Description of the task: All entries below must be given again exactly as they stand.

────────────────

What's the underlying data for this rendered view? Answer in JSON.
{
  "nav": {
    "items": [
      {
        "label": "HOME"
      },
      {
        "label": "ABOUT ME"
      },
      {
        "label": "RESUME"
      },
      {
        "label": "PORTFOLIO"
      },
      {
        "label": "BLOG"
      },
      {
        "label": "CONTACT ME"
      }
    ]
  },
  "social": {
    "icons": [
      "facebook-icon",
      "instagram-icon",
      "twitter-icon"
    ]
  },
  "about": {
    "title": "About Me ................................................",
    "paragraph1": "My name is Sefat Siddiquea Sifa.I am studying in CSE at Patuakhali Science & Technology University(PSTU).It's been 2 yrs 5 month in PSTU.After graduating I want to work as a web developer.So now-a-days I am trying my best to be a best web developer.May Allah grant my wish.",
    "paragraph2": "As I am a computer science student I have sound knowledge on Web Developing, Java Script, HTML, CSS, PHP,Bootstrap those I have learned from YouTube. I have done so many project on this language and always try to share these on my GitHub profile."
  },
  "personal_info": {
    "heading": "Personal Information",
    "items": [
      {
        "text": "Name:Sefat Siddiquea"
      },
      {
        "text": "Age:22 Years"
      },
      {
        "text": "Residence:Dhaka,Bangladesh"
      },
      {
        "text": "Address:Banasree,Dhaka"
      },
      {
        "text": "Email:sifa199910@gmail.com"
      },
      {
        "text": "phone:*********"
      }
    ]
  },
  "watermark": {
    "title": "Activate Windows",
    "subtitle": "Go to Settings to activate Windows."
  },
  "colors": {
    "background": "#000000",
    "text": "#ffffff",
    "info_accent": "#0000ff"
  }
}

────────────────

Result:
What's the underlying data for this rendered view? Answer in JSON.
{
  "nav": {
    "items": [
      {
        "label": "HOME"
      },
      {
        "label": "ABOUT ME"
      },
      {
        "label": "RESUME"
      },
      {
        "label": "PORTFOLIO"
      },
      {
        "label": "BLOG"
      },
      {
        "label": "CONTACT ME"
      }
    ]
  },
  "social": {
    "icons": [
      "facebook-icon",
      "instagram-icon",
      "twitter-icon"
    ]
  },
  "about": {
    "title": "About Me ................................................",
    "paragraph1": "My name is Sefat Siddiquea Sifa.I am studying in CSE at Patuakhali Science & Technology University(PSTU).It's been 2 yrs 5 month in PSTU.After graduating I want to work as a web developer.So now-a-days I am trying my best to be a best web developer.May Allah grant my wish.",
    "paragraph2": "As I am a computer science student I have sound knowledge on Web Developing, Java Script, HTML, CSS, PHP,Bootstrap those I have learned from YouTube. I have done so many project on this language and always try to share these on my GitHub profile."
  },
  "personal_info": {
    "heading": "Personal Information",
    "items": [
      {
        "text": "Name:Sefat Siddiquea"
      },
      {
        "text": "Age:22 Years"
      },
      {
        "text": "Residence:Dhaka,Bangladesh"
      },
      {
        "text": "Address:Banasree,Dhaka"
      },
      {
        "text": "Email:sifa199910@gmail.com"
      },
      {
        "text": "phone:*********"
      }
    ]
  },
  "watermark": {
    "title": "Activate Windows",
    "subtitle": "Go to Settings to activate Windows."
  },
  "colors": {
    "background": "#000000",
    "text": "#ffffff",
    "info_accent": "#0000ff"
  }
}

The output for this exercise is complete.